Task item →
Reproduce the entries below character for character.

(Records from a data collection)

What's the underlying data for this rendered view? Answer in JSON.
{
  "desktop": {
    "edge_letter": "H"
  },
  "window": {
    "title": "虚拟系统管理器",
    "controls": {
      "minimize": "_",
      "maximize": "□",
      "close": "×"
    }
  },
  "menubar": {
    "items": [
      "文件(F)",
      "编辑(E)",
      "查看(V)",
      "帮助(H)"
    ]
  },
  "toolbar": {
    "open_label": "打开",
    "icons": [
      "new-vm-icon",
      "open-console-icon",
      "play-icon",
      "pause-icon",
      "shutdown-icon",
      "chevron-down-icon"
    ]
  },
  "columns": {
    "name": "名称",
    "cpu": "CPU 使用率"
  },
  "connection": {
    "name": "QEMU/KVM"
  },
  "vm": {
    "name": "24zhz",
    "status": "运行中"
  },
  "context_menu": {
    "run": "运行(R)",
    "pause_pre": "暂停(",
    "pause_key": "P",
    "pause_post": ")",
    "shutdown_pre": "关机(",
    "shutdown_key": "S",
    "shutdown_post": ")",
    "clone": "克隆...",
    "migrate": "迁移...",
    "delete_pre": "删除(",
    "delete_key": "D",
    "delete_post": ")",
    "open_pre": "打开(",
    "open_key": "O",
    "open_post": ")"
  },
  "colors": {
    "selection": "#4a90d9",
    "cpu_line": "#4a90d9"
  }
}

Answer box →
What's the underlying data for this rendered view? Answer in JSON.
{
  "desktop": {
    "edge_letter": "H"
  },
  "window": {
    "title": "虚拟系统管理器",
    "controls": {
      "minimize": "_",
      "maximize": "□",
      "close": "×"
    }
  },
  "menubar": {
    "items": [
      "文件(F)",
      "编辑(E)",
      "查看(V)",
      "帮助(H)"
    ]
  },
  "toolbar": {
    "open_label": "打开",
    "icons": [
      "new-vm-icon",
      "open-console-icon",
      "play-icon",
      "pause-icon",
      "shutdown-icon",
      "chevron-down-icon"
    ]
  },
  "columns": {
    "name": "名称",
    "cpu": "CPU 使用率"
  },
  "connection": {
    "name": "QEMU/KVM"
  },
  "vm": {
    "name": "24zhz",
    "status": "运行中"
  },
  "context_menu": {
    "run": "运行(R)",
    "pause_pre": "暂停(",
    "pause_key": "P",
    "pause_post": ")",
    "shutdown_pre": "关机(",
    "shutdown_key": "S",
    "shutdown_post": ")",
    "clone": "克隆...",
    "migrate": "迁移...",
    "delete_pre": "删除(",
    "delete_key": "D",
    "delete_post": ")",
    "open_pre": "打开(",
    "open_key": "O",
    "open_post": ")"
  },
  "colors": {
    "selection": "#4a90d9",
    "cpu_line": "#4a90d9"
  }
}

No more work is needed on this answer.